Record set –
# # #

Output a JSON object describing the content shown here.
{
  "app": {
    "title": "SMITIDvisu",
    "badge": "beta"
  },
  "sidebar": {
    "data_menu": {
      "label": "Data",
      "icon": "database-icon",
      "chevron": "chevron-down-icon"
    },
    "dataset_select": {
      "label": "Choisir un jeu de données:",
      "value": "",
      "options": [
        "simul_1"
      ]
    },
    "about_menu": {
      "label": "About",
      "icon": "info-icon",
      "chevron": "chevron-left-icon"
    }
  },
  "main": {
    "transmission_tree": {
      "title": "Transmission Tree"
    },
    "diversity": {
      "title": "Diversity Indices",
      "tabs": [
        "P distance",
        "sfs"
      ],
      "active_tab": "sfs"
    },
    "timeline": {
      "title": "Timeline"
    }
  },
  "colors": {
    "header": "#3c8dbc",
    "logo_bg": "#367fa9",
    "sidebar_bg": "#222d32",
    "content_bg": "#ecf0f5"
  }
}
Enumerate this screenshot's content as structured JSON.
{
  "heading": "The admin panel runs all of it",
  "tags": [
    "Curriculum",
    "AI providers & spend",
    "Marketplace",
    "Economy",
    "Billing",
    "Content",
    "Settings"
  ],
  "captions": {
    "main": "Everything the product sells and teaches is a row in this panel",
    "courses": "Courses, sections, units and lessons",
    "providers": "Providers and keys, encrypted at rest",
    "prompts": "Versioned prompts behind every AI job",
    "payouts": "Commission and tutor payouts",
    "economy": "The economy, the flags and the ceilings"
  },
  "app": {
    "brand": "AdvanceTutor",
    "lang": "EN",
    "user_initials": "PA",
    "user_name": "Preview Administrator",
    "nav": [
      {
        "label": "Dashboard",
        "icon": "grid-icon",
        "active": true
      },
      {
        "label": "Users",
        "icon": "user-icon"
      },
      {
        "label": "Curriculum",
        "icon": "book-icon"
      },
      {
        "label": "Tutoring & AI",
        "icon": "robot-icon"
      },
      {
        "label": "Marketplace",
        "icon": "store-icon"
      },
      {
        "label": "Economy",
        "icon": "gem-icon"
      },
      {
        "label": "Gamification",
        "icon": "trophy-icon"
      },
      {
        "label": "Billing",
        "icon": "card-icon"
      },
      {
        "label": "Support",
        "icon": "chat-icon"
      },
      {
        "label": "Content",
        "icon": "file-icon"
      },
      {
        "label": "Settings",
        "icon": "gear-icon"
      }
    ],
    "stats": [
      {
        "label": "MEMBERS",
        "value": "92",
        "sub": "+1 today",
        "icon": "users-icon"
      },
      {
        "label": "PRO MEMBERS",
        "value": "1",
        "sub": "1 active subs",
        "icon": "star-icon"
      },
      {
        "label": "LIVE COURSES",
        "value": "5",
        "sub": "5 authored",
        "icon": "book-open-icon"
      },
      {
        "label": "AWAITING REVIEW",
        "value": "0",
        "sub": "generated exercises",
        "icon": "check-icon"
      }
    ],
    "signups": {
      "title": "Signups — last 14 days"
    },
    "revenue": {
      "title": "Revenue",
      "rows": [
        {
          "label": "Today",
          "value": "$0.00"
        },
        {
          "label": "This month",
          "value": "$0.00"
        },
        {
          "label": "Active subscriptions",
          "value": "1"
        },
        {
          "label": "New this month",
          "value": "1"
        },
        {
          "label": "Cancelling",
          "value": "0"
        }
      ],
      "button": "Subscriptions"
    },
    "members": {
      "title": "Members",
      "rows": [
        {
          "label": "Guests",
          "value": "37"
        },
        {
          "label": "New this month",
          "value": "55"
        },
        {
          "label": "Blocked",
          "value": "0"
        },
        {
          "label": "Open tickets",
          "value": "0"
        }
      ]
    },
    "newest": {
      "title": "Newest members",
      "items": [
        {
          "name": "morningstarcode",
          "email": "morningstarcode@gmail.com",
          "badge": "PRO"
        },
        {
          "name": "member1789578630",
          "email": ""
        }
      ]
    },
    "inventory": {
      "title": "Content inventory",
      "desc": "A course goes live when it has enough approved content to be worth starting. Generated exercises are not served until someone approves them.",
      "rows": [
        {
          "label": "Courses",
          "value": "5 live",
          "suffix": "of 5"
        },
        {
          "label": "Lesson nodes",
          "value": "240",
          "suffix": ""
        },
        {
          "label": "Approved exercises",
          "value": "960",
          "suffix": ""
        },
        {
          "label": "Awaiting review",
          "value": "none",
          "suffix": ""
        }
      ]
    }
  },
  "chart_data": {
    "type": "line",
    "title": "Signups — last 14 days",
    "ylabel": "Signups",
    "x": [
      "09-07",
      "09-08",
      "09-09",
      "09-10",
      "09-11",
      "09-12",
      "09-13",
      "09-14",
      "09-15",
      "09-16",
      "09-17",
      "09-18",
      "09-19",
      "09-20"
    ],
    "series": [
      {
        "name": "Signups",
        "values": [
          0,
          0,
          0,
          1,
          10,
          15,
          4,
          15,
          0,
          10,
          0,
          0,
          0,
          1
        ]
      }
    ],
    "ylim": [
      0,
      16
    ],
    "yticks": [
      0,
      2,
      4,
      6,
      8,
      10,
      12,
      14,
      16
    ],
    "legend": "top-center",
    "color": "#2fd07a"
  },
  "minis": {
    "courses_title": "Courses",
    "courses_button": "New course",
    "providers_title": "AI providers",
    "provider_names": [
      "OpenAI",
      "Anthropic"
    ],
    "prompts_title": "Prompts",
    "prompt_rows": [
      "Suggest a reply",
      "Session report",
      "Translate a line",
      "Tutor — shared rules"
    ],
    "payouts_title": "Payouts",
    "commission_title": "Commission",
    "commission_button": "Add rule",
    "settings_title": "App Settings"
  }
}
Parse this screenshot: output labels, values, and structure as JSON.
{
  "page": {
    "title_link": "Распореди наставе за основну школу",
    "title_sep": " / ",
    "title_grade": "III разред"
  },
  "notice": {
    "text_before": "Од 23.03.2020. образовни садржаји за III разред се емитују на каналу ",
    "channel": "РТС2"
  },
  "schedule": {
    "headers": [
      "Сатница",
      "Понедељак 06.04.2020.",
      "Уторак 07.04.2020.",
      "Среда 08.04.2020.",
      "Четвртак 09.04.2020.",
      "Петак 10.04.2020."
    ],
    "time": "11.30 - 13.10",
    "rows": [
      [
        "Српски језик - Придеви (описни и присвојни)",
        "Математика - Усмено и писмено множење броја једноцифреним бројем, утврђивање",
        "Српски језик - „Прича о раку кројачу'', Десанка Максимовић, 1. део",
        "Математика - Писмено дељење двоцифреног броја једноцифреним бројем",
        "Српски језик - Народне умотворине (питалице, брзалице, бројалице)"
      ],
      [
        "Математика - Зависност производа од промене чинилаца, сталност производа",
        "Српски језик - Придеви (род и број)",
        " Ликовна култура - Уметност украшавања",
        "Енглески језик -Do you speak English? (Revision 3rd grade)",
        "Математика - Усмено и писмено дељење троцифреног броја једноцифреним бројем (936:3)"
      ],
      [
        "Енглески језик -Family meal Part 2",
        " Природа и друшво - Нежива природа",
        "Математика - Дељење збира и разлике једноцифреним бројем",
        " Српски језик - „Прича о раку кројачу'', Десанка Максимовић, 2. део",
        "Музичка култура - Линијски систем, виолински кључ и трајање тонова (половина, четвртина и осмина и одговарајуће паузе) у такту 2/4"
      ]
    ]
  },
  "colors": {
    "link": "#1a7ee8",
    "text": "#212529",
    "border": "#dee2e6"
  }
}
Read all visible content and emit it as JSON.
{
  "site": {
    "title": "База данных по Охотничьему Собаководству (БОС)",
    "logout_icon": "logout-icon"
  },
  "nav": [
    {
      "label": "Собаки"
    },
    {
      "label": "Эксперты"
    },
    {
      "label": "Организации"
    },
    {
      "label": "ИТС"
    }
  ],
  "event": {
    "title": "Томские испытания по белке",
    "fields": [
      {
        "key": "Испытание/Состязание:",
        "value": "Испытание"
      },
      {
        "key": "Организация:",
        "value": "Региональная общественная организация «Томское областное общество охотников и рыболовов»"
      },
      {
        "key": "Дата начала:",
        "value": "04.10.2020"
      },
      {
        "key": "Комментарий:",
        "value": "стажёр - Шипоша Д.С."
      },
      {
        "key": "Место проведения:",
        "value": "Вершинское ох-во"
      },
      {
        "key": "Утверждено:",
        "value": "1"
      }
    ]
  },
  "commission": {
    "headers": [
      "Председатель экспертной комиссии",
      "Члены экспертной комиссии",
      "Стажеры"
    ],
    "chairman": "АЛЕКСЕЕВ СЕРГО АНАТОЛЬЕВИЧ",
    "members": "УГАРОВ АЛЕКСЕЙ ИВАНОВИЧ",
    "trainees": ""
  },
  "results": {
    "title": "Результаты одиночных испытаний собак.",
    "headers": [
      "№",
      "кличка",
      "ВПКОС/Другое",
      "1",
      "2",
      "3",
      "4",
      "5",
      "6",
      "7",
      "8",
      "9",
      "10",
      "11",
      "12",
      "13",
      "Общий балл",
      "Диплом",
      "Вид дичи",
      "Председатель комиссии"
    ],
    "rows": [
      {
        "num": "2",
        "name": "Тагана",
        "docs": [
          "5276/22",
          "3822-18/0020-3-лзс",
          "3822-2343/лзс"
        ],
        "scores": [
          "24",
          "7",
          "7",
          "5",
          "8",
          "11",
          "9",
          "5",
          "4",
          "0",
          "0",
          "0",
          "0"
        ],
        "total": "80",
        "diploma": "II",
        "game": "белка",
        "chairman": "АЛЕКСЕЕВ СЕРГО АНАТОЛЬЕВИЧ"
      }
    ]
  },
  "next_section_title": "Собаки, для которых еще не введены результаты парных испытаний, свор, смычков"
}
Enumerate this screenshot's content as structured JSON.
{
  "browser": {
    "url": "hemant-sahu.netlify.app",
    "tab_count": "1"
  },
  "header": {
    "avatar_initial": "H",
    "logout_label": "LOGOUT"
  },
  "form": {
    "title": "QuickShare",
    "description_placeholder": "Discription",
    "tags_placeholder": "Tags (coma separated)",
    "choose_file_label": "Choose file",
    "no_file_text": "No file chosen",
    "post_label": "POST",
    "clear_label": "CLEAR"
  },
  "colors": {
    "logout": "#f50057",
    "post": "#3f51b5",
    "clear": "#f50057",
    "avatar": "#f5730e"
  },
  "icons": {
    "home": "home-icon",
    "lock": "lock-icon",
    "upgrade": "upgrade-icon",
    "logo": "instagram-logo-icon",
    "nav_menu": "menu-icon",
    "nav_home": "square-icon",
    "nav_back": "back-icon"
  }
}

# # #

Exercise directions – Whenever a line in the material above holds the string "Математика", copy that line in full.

Reply –
        "Математика - Усмено и писмено множење броја једноцифреним бројем, утврђивање",
        "Математика - Писмено дељење двоцифреног броја једноцифреним бројем",
        "Математика - Зависност производа од промене чинилаца, сталност производа",
        "Математика - Усмено и писмено дељење троцифреног броја једноцифреним бројем (936:3)"
        "Математика - Дељење збира и разлике једноцифреним бројем",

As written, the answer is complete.